I shook my head. “We have the internet now, and cable TV. The younger generations are slightly more accepting because of it. The older people are beginning to watch what they say. Anything they do, I can handle. It won’t be anything I haven’t heard before.”
“I’m sorry, Ruby,” he said. “And here I am whining about my daddy issues.”
I shrugged. “It’s okay. You shouldn’t feel like you don’t have a right to be angry about something just because someone has it worse than you do. The fact that you recognize it is more than I can say for most people.”
We fell back into easier conversation then, tossing rocks until my throwing arm started to protest, Levi asking me questions about the diner and the town, and me asking Levi questions about his new place.
The remaining panes of glass were now located on the highest windows, and it took us a while to hit them. Levi knocked out the first, throwing his arms in the air in celebration afterward and then taking a victory lap around me, humming Eye of the Tiger beneath his breath. I hit the next one, and when I hesitated to do a celebratory jig of my own, he set his beer down, ran over to me, slipped his hands into mine, tugged my arms up over my head and danced me around like some sort of human marionette until we were both laughing so hard we were breathless.

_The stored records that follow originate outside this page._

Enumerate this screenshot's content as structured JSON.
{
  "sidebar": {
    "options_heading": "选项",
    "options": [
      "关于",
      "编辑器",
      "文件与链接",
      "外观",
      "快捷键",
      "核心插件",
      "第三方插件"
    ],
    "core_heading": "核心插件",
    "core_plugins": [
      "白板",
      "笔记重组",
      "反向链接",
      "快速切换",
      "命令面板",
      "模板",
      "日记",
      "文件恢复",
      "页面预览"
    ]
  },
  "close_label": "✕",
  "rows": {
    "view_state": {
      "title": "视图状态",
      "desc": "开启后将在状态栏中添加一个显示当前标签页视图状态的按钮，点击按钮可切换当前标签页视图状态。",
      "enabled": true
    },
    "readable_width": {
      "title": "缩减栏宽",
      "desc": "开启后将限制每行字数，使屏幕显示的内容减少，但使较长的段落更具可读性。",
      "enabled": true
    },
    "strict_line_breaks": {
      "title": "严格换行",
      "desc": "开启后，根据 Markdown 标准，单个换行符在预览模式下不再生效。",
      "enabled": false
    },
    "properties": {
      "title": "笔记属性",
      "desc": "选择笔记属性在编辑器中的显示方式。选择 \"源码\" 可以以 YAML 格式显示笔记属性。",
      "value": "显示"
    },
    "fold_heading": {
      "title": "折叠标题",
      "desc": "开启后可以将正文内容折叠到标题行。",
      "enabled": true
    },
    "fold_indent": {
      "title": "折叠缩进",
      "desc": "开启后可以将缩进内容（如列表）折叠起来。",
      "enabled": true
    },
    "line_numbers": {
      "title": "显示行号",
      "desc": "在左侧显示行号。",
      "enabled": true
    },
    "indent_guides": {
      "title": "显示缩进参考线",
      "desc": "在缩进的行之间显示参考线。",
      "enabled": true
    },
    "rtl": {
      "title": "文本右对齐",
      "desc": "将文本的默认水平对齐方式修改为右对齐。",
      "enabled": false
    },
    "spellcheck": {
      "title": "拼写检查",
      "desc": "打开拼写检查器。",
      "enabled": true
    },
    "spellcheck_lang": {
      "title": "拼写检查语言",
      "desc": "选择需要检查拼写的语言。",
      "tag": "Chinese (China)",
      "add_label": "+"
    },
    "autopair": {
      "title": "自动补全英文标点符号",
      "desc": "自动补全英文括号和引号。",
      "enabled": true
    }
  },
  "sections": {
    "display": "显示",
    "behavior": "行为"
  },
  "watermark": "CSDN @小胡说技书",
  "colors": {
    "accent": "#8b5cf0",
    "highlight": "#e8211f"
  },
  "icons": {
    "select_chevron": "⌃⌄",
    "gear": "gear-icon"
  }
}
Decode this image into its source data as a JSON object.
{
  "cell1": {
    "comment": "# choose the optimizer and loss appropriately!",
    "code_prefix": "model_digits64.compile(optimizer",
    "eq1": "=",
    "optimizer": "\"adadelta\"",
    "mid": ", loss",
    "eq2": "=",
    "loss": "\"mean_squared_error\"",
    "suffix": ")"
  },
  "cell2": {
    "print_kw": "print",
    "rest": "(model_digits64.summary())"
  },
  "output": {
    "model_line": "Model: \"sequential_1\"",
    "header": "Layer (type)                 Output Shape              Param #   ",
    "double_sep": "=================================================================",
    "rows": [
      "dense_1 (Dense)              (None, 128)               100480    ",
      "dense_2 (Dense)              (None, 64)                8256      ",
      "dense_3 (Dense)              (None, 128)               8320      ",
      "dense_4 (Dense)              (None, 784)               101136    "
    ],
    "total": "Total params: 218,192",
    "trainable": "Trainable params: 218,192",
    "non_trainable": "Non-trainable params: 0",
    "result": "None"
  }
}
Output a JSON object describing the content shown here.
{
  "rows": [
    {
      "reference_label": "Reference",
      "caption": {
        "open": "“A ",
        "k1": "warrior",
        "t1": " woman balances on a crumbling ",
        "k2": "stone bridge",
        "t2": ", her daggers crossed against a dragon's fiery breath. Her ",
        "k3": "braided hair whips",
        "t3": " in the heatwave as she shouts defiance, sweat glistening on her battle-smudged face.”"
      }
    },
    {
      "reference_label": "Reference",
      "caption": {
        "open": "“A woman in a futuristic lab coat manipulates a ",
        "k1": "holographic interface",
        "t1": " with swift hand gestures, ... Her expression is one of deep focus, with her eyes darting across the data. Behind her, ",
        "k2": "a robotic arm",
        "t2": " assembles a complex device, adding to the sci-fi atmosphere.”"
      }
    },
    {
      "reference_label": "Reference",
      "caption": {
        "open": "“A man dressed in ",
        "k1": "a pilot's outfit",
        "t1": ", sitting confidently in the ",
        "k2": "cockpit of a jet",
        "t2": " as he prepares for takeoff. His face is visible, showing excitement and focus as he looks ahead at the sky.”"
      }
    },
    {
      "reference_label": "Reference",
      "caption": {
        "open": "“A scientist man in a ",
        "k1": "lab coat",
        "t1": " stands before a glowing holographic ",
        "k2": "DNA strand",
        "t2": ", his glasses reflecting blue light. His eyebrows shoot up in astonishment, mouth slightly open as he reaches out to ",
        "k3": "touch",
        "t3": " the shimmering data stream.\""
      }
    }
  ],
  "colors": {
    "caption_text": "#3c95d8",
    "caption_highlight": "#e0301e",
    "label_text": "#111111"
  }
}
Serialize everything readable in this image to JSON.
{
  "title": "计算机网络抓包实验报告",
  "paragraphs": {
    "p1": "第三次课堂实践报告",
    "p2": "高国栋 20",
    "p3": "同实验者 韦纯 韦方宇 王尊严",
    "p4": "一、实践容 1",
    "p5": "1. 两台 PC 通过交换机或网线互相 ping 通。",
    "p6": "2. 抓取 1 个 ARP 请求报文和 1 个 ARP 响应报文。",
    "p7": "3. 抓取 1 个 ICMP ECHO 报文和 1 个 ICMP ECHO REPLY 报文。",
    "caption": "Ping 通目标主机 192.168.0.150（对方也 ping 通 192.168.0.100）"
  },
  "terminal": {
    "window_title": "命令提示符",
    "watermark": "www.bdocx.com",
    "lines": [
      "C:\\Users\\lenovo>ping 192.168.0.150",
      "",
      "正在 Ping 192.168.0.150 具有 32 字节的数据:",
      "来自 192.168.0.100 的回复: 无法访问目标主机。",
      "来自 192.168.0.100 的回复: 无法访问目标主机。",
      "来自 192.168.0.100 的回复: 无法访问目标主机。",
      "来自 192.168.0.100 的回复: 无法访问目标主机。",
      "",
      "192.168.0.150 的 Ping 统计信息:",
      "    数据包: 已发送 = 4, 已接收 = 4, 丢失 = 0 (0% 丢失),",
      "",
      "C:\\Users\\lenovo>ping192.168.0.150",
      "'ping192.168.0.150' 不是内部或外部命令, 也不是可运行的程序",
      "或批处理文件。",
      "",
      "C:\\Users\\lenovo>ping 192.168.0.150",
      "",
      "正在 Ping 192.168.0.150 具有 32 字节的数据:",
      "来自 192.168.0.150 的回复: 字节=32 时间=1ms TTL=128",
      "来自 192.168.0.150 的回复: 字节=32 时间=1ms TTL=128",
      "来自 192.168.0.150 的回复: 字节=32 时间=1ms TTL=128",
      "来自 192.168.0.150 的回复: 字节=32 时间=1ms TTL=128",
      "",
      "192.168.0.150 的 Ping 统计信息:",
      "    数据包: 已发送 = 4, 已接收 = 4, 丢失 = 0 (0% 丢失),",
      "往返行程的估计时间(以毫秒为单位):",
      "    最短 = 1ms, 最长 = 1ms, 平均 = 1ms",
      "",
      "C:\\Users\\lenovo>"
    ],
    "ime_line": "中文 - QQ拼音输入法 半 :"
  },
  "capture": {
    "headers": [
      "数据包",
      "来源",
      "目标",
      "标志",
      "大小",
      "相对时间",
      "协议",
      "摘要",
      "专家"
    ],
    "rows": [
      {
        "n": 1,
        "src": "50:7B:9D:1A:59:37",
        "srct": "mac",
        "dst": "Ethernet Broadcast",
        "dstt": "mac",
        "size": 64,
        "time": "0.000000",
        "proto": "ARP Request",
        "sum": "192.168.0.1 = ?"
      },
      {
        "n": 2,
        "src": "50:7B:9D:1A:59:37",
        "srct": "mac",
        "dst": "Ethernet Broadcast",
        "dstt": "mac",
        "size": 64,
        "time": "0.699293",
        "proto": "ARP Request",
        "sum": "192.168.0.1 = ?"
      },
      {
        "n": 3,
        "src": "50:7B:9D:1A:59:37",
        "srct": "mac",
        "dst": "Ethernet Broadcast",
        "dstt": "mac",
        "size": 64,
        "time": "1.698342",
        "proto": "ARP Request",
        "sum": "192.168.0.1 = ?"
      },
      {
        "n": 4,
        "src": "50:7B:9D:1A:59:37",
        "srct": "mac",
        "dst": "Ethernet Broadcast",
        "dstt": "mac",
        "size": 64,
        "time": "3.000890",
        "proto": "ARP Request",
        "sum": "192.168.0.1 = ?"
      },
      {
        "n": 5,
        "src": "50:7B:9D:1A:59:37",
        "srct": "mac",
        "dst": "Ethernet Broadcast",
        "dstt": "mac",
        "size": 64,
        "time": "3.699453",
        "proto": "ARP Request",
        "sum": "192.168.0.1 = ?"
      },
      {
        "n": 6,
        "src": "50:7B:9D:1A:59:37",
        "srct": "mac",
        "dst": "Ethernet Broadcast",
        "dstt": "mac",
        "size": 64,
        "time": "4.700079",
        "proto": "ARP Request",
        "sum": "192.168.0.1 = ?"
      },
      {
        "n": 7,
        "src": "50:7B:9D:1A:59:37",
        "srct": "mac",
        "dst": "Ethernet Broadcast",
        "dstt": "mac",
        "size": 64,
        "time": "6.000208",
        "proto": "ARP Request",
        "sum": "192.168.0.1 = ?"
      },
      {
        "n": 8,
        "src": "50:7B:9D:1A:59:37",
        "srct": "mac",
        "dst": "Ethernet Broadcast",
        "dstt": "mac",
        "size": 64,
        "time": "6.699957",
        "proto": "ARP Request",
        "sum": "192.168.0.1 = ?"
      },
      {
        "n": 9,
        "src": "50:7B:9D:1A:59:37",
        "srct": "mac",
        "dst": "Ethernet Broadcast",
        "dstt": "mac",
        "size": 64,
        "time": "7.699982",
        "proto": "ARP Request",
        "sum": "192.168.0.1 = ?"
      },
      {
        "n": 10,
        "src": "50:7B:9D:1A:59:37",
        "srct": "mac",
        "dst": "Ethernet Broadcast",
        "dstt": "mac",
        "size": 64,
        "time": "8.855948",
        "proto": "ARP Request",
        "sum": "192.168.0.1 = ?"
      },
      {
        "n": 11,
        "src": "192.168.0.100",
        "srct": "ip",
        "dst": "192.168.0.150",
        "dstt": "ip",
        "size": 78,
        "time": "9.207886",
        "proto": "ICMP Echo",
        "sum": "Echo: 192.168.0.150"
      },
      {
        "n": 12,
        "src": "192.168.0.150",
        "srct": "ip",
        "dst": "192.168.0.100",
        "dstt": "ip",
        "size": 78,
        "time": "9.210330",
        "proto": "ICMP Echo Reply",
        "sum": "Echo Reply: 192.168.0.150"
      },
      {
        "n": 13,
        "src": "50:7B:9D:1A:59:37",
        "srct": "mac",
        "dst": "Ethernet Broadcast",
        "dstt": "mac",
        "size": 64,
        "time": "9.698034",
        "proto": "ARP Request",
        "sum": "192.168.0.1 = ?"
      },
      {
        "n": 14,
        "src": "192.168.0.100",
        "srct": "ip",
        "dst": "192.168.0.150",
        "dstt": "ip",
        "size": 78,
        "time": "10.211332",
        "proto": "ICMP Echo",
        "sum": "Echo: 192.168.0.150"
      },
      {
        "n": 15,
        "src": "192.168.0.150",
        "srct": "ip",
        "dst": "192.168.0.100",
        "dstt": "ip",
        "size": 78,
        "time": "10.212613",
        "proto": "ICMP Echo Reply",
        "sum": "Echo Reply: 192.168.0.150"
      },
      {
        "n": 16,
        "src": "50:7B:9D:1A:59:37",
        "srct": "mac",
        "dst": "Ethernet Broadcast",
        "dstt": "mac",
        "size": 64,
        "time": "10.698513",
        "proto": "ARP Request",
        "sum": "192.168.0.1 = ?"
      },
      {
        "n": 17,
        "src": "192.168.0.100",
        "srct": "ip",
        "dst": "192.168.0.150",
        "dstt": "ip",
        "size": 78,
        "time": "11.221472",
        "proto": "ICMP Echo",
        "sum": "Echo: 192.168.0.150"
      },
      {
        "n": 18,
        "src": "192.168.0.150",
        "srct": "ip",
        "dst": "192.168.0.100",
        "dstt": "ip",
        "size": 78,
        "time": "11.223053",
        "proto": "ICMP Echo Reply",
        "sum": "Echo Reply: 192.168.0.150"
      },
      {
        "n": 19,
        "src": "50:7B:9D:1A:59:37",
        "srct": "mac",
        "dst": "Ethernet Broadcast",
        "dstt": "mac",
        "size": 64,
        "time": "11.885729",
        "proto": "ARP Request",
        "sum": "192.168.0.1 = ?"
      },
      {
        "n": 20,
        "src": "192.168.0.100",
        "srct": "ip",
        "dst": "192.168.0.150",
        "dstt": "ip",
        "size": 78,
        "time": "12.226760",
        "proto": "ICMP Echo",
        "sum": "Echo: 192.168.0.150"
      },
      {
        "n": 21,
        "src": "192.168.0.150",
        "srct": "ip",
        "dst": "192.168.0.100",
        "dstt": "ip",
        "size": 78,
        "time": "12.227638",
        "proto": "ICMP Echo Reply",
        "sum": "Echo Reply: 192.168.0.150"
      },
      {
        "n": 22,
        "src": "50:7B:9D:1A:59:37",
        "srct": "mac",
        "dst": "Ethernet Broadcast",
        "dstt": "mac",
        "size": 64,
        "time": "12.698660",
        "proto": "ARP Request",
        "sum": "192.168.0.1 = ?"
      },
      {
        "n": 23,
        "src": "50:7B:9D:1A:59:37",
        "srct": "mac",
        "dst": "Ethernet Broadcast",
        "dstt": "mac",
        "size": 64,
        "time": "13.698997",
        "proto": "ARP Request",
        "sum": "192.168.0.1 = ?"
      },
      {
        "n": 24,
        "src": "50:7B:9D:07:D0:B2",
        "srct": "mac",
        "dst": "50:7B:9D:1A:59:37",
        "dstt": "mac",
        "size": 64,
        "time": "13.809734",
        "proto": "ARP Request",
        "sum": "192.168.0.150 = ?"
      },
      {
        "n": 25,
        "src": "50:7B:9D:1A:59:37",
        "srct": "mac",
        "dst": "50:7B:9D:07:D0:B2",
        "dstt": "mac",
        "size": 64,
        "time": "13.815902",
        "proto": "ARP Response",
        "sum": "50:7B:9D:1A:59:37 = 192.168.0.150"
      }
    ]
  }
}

For the second time in just a few short days I was blissfully happy, free, the horrible shift from the night before forgotten, my strange dreams forgotten, all the dead animals forgotten, completely unaware that in less than two weeks time I would look back at this afternoon and re-examine every single moment of it. Every word Levi said. All the subtle signs that I had ignored.
When Momma was still alive, I used to read aloud to her sometimes. Not whole books or even whole paragraphs, but just a line here or there. The ones that struck me as important. From those lines, Momma chose just a few. Memorized them. Worked them into conversations sometimes to make herself sound more learned than she was. Or spouted them when she was lecturing me. One of her favorites had been from Maya Angelou. “The first time someone shows you who they are, Ruby, believe them,” she used to say.
If only I had listened to her.